### Work to be completed
Every single entry must be restated word for word.

### Data records
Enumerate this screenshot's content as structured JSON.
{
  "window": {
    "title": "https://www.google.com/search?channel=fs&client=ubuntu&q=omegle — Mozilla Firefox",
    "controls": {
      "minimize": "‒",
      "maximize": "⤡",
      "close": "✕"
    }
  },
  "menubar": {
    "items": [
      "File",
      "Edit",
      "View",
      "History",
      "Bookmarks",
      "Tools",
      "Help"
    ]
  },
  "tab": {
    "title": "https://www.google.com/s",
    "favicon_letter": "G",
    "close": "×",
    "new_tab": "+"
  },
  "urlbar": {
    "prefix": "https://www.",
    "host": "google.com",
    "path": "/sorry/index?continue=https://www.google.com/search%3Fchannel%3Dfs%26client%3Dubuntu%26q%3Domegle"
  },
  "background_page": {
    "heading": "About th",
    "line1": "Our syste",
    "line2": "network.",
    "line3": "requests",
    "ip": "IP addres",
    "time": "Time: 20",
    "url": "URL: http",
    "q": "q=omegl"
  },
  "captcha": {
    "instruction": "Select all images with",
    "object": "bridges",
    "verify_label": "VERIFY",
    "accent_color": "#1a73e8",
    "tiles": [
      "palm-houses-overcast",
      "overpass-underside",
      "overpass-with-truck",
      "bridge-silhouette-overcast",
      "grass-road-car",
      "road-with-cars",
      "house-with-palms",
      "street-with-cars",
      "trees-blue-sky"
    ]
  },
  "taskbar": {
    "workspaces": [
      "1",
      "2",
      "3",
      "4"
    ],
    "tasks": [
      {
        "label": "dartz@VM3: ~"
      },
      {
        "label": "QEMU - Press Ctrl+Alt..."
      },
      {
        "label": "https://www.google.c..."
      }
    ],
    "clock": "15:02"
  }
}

### Output
Enumerate this screenshot's content as structured JSON.
{
  "window": {
    "title": "https://www.google.com/search?channel=fs&client=ubuntu&q=omegle — Mozilla Firefox",
    "controls": {
      "minimize": "‒",
      "maximize": "⤡",
      "close": "✕"
    }
  },
  "menubar": {
    "items": [
      "File",
      "Edit",
      "View",
      "History",
      "Bookmarks",
      "Tools",
      "Help"
    ]
  },
  "tab": {
    "title": "https://www.google.com/s",
    "favicon_letter": "G",
    "close": "×",
    "new_tab": "+"
  },
  "urlbar": {
    "prefix": "https://www.",
    "host": "google.com",
    "path": "/sorry/index?continue=https://www.google.com/search%3Fchannel%3Dfs%26client%3Dubuntu%26q%3Domegle"
  },
  "background_page": {
    "heading": "About th",
    "line1": "Our syste",
    "line2": "network.",
    "line3": "requests",
    "ip": "IP addres",
    "time": "Time: 20",
    "url": "URL: http",
    "q": "q=omegl"
  },
  "captcha": {
    "instruction": "Select all images with",
    "object": "bridges",
    "verify_label": "VERIFY",
    "accent_color": "#1a73e8",
    "tiles": [
      "palm-houses-overcast",
      "overpass-underside",
      "overpass-with-truck",
      "bridge-silhouette-overcast",
      "grass-road-car",
      "road-with-cars",
      "house-with-palms",
      "street-with-cars",
      "trees-blue-sky"
    ]
  },
  "taskbar": {
    "workspaces": [
      "1",
      "2",
      "3",
      "4"
    ],
    "tasks": [
      {
        "label": "dartz@VM3: ~"
      },
      {
        "label": "QEMU - Press Ctrl+Alt..."
      },
      {
        "label": "https://www.google.c..."
      }
    ],
    "clock": "15:02"
  }
}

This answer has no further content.